▶ **Supplied material**
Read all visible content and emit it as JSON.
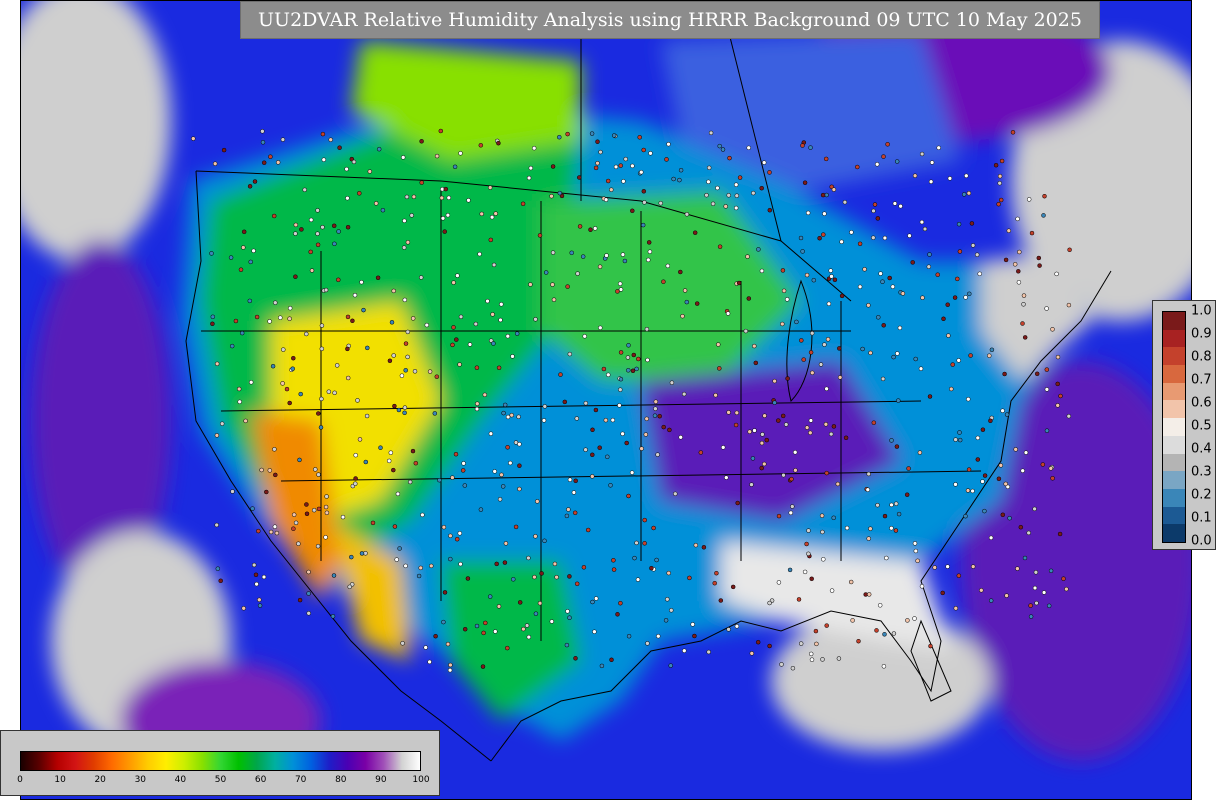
{
  "title": "UU2DVAR Relative Humidity Analysis using HRRR Background 09 UTC 10 May 2025",
  "rh_colorbar": {
    "ticks": [
      "0",
      "10",
      "20",
      "30",
      "40",
      "50",
      "60",
      "70",
      "80",
      "90",
      "100"
    ],
    "colors": [
      "#1a0000",
      "#5a0000",
      "#b40000",
      "#d21414",
      "#e03c00",
      "#ff6a00",
      "#ff9a00",
      "#ffcc00",
      "#ffee00",
      "#ccee00",
      "#88e000",
      "#33d633",
      "#00c000",
      "#00a64a",
      "#00b0a0",
      "#0090d8",
      "#0060e0",
      "#1e1ec8",
      "#4a00b4",
      "#7a00a6",
      "#a050b8",
      "#d2d2d2",
      "#ffffff"
    ]
  },
  "bias_colorbar": {
    "ticks": [
      "1.0",
      "0.9",
      "0.8",
      "0.7",
      "0.6",
      "0.5",
      "0.4",
      "0.3",
      "0.2",
      "0.1",
      "0.0"
    ],
    "colors": [
      "#7a1a1a",
      "#a82222",
      "#c4412c",
      "#d8683e",
      "#e89a72",
      "#f2c4aa",
      "#f4eee8",
      "#dcdcdc",
      "#b4b4b4",
      "#7aa6c4",
      "#3a86b8",
      "#1c5a94",
      "#0c3a6a"
    ]
  },
  "map_colors": {
    "ocean": "#1a2ae0",
    "ocean_deep": "#6a08b0",
    "cloud": "#cfcfcf",
    "land_moist": "#00b84a",
    "land_dry": "#f2e000",
    "land_verydry": "#f08a00",
    "land_blue": "#0090d8"
  }
}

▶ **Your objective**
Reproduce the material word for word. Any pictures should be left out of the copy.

▶ **Result**
Read all visible content and emit it as JSON.
{
  "title": "UU2DVAR Relative Humidity Analysis using HRRR Background 09 UTC 10 May 2025",
  "rh_colorbar": {
    "ticks": [
      "0",
      "10",
      "20",
      "30",
      "40",
      "50",
      "60",
      "70",
      "80",
      "90",
      "100"
    ],
    "colors": [
      "#1a0000",
      "#5a0000",
      "#b40000",
      "#d21414",
      "#e03c00",
      "#ff6a00",
      "#ff9a00",
      "#ffcc00",
      "#ffee00",
      "#ccee00",
      "#88e000",
      "#33d633",
      "#00c000",
      "#00a64a",
      "#00b0a0",
      "#0090d8",
      "#0060e0",
      "#1e1ec8",
      "#4a00b4",
      "#7a00a6",
      "#a050b8",
      "#d2d2d2",
      "#ffffff"
    ]
  },
  "bias_colorbar": {
    "ticks": [
      "1.0",
      "0.9",
      "0.8",
      "0.7",
      "0.6",
      "0.5",
      "0.4",
      "0.3",
      "0.2",
      "0.1",
      "0.0"
    ],
    "colors": [
      "#7a1a1a",
      "#a82222",
      "#c4412c",
      "#d8683e",
      "#e89a72",
      "#f2c4aa",
      "#f4eee8",
      "#dcdcdc",
      "#b4b4b4",
      "#7aa6c4",
      "#3a86b8",
      "#1c5a94",
      "#0c3a6a"
    ]
  },
  "map_colors": {
    "ocean": "#1a2ae0",
    "ocean_deep": "#6a08b0",
    "cloud": "#cfcfcf",
    "land_moist": "#00b84a",
    "land_dry": "#f2e000",
    "land_verydry": "#f08a00",
    "land_blue": "#0090d8"
  }
}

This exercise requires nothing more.